But Germany as a whole is no longer admired, but often mocked. The moderator and his discussion group on Qatari television gleefully covered their mouths to say goodbye to the tournament. And goodbye!

Nobody wants to take responsibility for what Johannes B. Kerner called a “historic defeat” in the evening. The DFB works like the party state; only in perseverance is one still at the top.

The similarities are of a systemic nature: in his previous life, the football president was SPD state manager in North Rhine-Westphalia and spokesman for the SPD party executive in Berlin.

Learned is learned: In the parliaments as well as at the press conferences of the DFB, the ready-made, stamped phrases are handed out. The government exaggerates itself, the opposition crushes it. And every few years it changes.

Only the game system always remains the same. The DFB boss wants to “now look ahead” and “initiate an orderly process on how to deal with this situation”.

Those who cannot deliver the core of their mission – winning a tournament in football, generating wealth in politics – dodge the issue of attitude.

From now on it will be creamy. Instead of hard indicators, you now want to be morally superior. Politics and football are suddenly no longer successful, but right. You get kicked out, but with attitude. The balance sheet used to be clean, now the conscience.

Value-based football means politicization and thus defocusing of the players. Value-based economic policy is tantamount to a subscription that will make you poor.

Robert Habeck gets out of coal like nuclear energy at home and does not get into fracking, which is why one has to buy expensive fracking gas from America and Arabia as well as nuclear power from France.

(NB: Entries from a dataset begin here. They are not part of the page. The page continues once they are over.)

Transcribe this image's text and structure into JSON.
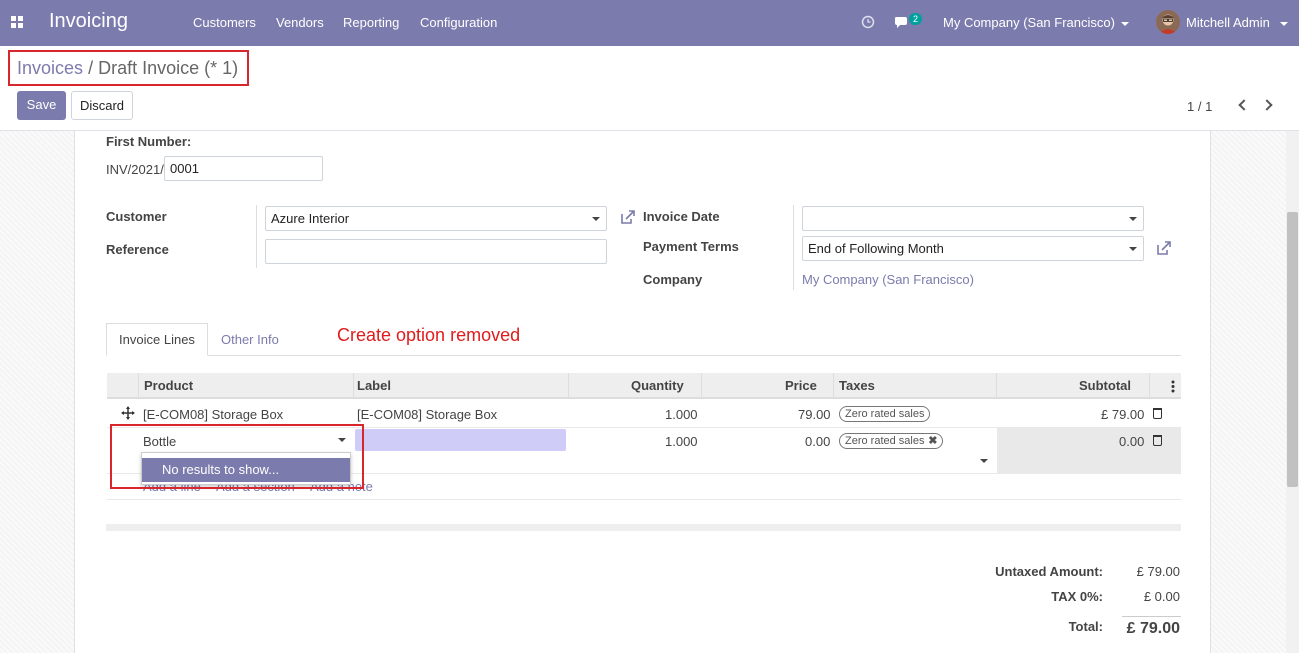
{
  "navbar": {
    "app_name": "Invoicing",
    "menu": [
      "Customers",
      "Vendors",
      "Reporting",
      "Configuration"
    ],
    "messages_count": "2",
    "company": "My Company (San Francisco)",
    "user": "Mitchell Admin"
  },
  "breadcrumb": {
    "parent": "Invoices",
    "separator": "/",
    "current": "Draft Invoice (* 1)"
  },
  "actions": {
    "save": "Save",
    "discard": "Discard"
  },
  "pager": {
    "text": "1 / 1"
  },
  "form": {
    "first_number_label": "First Number:",
    "number_prefix": "INV/2021/",
    "number_value": "0001",
    "customer_label": "Customer",
    "customer_value": "Azure Interior",
    "reference_label": "Reference",
    "reference_value": "",
    "invoice_date_label": "Invoice Date",
    "invoice_date_value": "",
    "payment_terms_label": "Payment Terms",
    "payment_terms_value": "End of Following Month",
    "company_label": "Company",
    "company_value": "My Company (San Francisco)"
  },
  "tabs": [
    {
      "label": "Invoice Lines",
      "active": true
    },
    {
      "label": "Other Info",
      "active": false
    }
  ],
  "annotation": "Create option removed",
  "table": {
    "headers": [
      "Product",
      "Label",
      "Quantity",
      "Price",
      "Taxes",
      "Subtotal"
    ],
    "rows": [
      {
        "product": "[E-COM08] Storage Box",
        "label": "[E-COM08] Storage Box",
        "quantity": "1.000",
        "price": "79.00",
        "tax": "Zero rated sales",
        "subtotal": "£ 79.00"
      },
      {
        "product": "Bottle",
        "label": "",
        "quantity": "1.000",
        "price": "0.00",
        "tax": "Zero rated sales",
        "subtotal": "0.00"
      }
    ],
    "dropdown_item": "No results to show...",
    "add_links": [
      "Add a line",
      "Add a section",
      "Add a note"
    ]
  },
  "totals": {
    "untaxed_label": "Untaxed Amount:",
    "untaxed_value": "£ 79.00",
    "tax_label": "TAX 0%:",
    "tax_value": "£ 0.00",
    "total_label": "Total:",
    "total_value": "£ 79.00"
  },
  "colors": {
    "brand": "#7c7bad",
    "annotation": "#d9262c"
  }
}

But be careful, comparing does not mean equating: Hansi Flick and his national team are clearly at a disadvantage here. If the national coach were allowed to buy extraterritorially like the minister, Flick would have ordered three goals on the spot markets in the Japan game.

If the DFB were allowed to buy its victories on credit, it would long ago have set up a special fund to finance missing game ideas.

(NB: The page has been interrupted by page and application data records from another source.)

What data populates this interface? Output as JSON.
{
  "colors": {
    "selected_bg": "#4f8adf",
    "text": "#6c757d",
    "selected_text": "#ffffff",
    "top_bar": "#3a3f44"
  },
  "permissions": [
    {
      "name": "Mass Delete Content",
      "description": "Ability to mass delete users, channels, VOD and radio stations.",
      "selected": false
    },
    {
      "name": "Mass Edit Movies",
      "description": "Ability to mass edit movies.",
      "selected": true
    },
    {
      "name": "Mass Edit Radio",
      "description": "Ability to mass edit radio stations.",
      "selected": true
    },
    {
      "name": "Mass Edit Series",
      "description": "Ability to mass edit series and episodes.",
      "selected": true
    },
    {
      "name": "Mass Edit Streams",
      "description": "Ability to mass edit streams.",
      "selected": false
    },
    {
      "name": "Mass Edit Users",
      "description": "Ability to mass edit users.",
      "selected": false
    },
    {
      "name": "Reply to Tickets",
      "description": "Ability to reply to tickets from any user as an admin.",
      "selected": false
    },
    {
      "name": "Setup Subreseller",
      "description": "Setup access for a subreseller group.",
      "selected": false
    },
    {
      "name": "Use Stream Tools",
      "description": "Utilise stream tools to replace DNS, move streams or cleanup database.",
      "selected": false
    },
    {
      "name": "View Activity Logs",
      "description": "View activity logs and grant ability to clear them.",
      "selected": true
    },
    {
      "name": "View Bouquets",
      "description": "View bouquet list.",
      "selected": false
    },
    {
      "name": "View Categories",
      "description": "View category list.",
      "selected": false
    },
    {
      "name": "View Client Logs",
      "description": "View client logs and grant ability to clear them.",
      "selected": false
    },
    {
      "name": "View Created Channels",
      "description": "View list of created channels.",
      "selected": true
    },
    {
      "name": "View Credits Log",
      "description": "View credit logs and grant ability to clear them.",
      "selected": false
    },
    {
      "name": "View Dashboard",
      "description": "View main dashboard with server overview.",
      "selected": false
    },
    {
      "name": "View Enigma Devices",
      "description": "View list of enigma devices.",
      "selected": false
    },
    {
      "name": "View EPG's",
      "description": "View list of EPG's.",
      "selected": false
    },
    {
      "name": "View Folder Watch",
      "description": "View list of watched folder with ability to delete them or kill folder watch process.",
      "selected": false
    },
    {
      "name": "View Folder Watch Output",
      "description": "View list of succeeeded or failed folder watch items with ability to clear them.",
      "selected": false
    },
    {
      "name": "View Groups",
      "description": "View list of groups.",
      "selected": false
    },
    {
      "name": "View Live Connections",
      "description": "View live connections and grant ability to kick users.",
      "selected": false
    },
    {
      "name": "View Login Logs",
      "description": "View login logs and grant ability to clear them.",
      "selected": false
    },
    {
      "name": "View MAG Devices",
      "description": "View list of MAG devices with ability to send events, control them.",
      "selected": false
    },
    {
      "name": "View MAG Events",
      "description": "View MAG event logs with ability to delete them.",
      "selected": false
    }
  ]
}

“I’m afraid of falling into a hole,” said Kimmich after the early exit. And the same is true for many people today. The federal government’s bought victories are not warming. The eternal ice age reigns on top of the mountain of debt.

There are great players in the land of family businesses. They are called hidden champions because they have mastered their technique, because in cooperation with suppliers and dealers they know how to storm, wall and clear the field from behind in a compact formation.

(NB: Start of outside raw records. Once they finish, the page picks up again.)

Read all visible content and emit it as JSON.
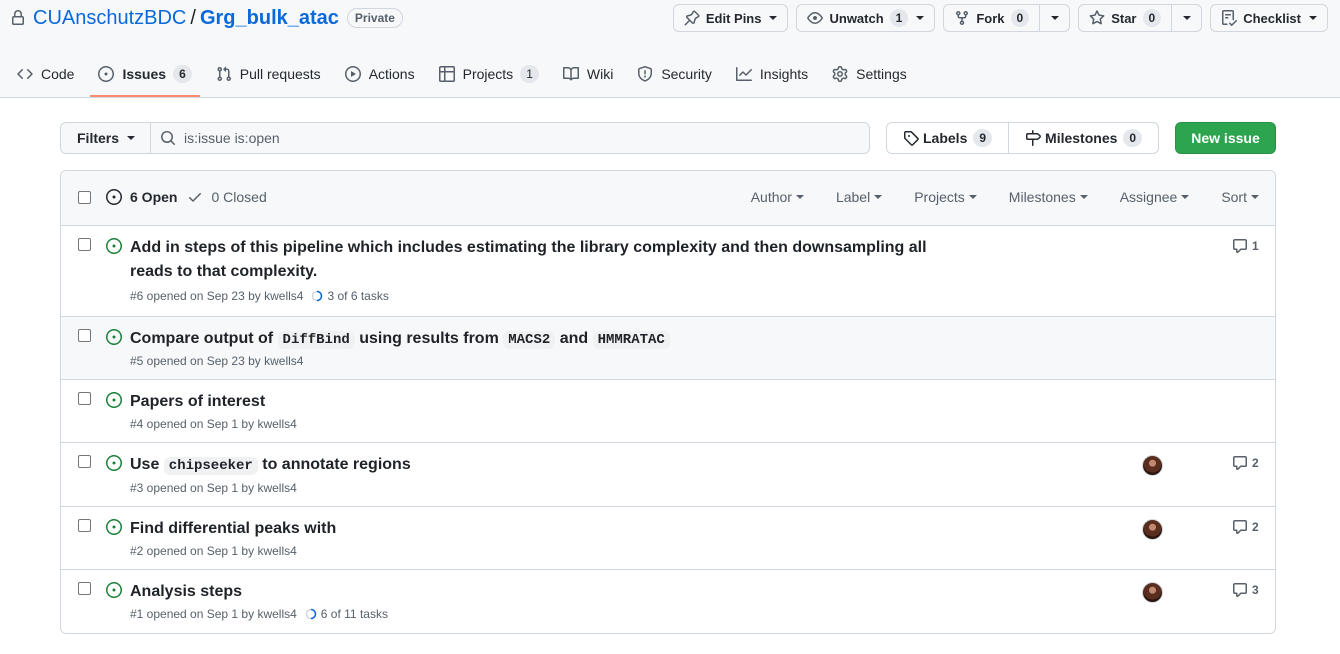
{
  "repo": {
    "owner": "CUAnschutzBDC",
    "separator": "/",
    "name": "Grg_bulk_atac",
    "visibility": "Private"
  },
  "repo_actions": {
    "edit_pins": "Edit Pins",
    "unwatch": "Unwatch",
    "unwatch_count": "1",
    "fork": "Fork",
    "fork_count": "0",
    "star": "Star",
    "star_count": "0",
    "checklist": "Checklist"
  },
  "nav": {
    "code": "Code",
    "issues": "Issues",
    "issues_count": "6",
    "pull_requests": "Pull requests",
    "actions": "Actions",
    "projects": "Projects",
    "projects_count": "1",
    "wiki": "Wiki",
    "security": "Security",
    "insights": "Insights",
    "settings": "Settings"
  },
  "filters": {
    "filters_label": "Filters",
    "search_value": "is:issue is:open",
    "labels": "Labels",
    "labels_count": "9",
    "milestones": "Milestones",
    "milestones_count": "0",
    "new_issue": "New issue"
  },
  "list_header": {
    "open": "6 Open",
    "closed": "0 Closed",
    "author": "Author",
    "label": "Label",
    "projects": "Projects",
    "milestones": "Milestones",
    "assignee": "Assignee",
    "sort": "Sort"
  },
  "issues": [
    {
      "title": "Add in steps of this pipeline which includes estimating the library complexity and then downsampling all reads to that complexity.",
      "meta": "#6 opened on Sep 23 by kwells4",
      "tasks": "3 of 6 tasks",
      "comments": "1"
    },
    {
      "title_parts": [
        "Compare output of ",
        "DiffBind",
        " using results from ",
        "MACS2",
        " and ",
        "HMMRATAC"
      ],
      "meta": "#5 opened on Sep 23 by kwells4"
    },
    {
      "title": "Papers of interest",
      "meta": "#4 opened on Sep 1 by kwells4"
    },
    {
      "title_parts": [
        "Use ",
        "chipseeker",
        " to annotate regions"
      ],
      "meta": "#3 opened on Sep 1 by kwells4",
      "comments": "2"
    },
    {
      "title": "Find differential peaks with",
      "meta": "#2 opened on Sep 1 by kwells4",
      "comments": "2"
    },
    {
      "title": "Analysis steps",
      "meta": "#1 opened on Sep 1 by kwells4",
      "tasks": "6 of 11 tasks",
      "comments": "3"
    }
  ],
  "colors": {
    "accent_link": "#0969da",
    "open_issue": "#1a7f37",
    "new_issue_button": "#2da44e",
    "selected_tab_underline": "#fd8c73"
  },
  "icons": [
    "lock-icon",
    "pin-icon",
    "eye-icon",
    "fork-icon",
    "star-icon",
    "checklist-icon",
    "code-icon",
    "issue-opened-icon",
    "pull-request-icon",
    "play-icon",
    "table-icon",
    "book-icon",
    "shield-icon",
    "graph-icon",
    "gear-icon",
    "search-icon",
    "tag-icon",
    "milestone-icon",
    "check-icon",
    "comment-icon",
    "progress-icon"
  ]
}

But even the greatness of an economic nation does not result from the addition of its moves. Just like on the soccer field, a mental bracket is also needed here, a game idea that connects the many I’s to form We.

This guiding principle is missing from the DFB and the Federal Chancellery. Why do we score goals? Why are we increasing gross national product?

Everything seems piecemeal; in government and on the soccer field. The actors suffocate in their rituals and delight in the staging of significance.

We see them but we don’t feel them. They speak, but not to us. When they get a chance to speak on the radio, the taxi driver looks for the nearest music station with routine indifference.

This indifference is dangerous for both football and politics because it leads to social paralysis and bad moods. Before ascension comes belief in ascension.

And after faith comes hard work. Or to say it with Jürgen Klopp: “Sometimes I have the impression that I’m the only one in this country who believes more in training than in transfers.”

Gabor Steingart is one of the best-known journalists in the country. He publishes the newsletter The Pioneer Briefing. The podcast of the same name is Germany’s leading daily podcast for politics and business. Since May 2020, Steingart has been working with his editorial staff on the ship “The Pioneer One”. Before founding Media Pioneer, Steingart was, among other things, Chairman of the Management Board of the Handelsblatt Media Group. You can subscribe to his free newsletter here.